I have based the write up on a typical config we have seen this issue with. A brand new cluster of four HP DL360 Gen8 using Microsoft Hyper-v Server 2012 R2 and SMB storage on a DL380 Gen8 running Windows Server 2012 R2
The IssueVirtual machines suddenly lose network connectivity, normally just one at a time. Moving the machine to another node in the cluster will fix the issue and they will continue to work even when moved back until the next time it happens. At first an issue with the physical switch was suspected but quickly disproved. We then looked at the hyper-v virtual switch but once again that seemed petty easy to discount. We were also briefly sent down a dead end of a MAC address clash.
The CauseAfter a lot of research we finally go to the bottom of the issue. It would appear there is an issue with various network adapters in particular those using a Broadcom chip and Microsoft's implementation of VMQ. The issue mainly seems to come to light if you are using NIC teaming but we have seen it without. The odd thing is that there is a lack of consistency in what seems to cause it, although having everything patched to the latest levels seems to help.
Whilst there are solutions touted one the web such as installing KB2887595-v2 we have found them all at best a bit flakey, in some cases they seem to introduce a real performance hit in others they just don't work at all. For now we are relying on a simple work around.
The Work Around
The work around (I wont call this a fix as involves disabling a useful feature) is to disable VMQ on the physical network adapters on your Hyper-v hosts. The simplest way of doing this is with the following Powershell where ethernet1 is replaced with the name of the network adapter in question.
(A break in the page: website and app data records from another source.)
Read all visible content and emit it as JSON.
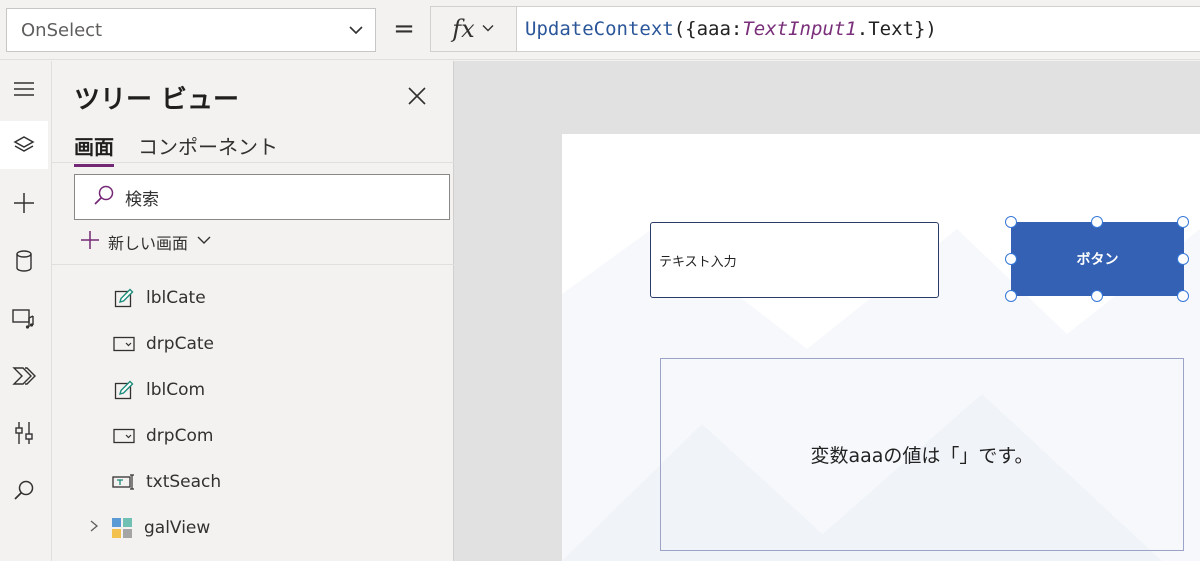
{
  "formula_bar": {
    "property": "OnSelect",
    "equals": "=",
    "fx": "fx",
    "formula": {
      "fn": "UpdateContext",
      "open": "({aaa:",
      "ref": "TextInput1",
      "close": ".Text})"
    }
  },
  "tree_view": {
    "title": "ツリー ビュー",
    "tabs": [
      "画面",
      "コンポーネント"
    ],
    "search_placeholder": "検索",
    "new_screen": "新しい画面",
    "items": [
      {
        "label": "lblCate",
        "icon": "edit-label-icon"
      },
      {
        "label": "drpCate",
        "icon": "dropdown-icon"
      },
      {
        "label": "lblCom",
        "icon": "edit-label-icon"
      },
      {
        "label": "drpCom",
        "icon": "dropdown-icon"
      },
      {
        "label": "txtSeach",
        "icon": "text-input-icon"
      },
      {
        "label": "galView",
        "icon": "gallery-icon"
      }
    ]
  },
  "canvas": {
    "text_input_value": "テキスト入力",
    "button_label": "ボタン",
    "label_text": "変数aaaの値は「」です。"
  },
  "colors": {
    "accent": "#742774",
    "button": "#3461b4",
    "selection_handle": "#3778d8"
  }
}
Disable-NetAdapterVmq –Name ethernet1
Hopefully there will soon be a long term solution to the issue. In the meantime we are no longer specifying the HP NC365T adapters. There does seem to be a few more options out there but for now we will be sticking with disabling VMQ.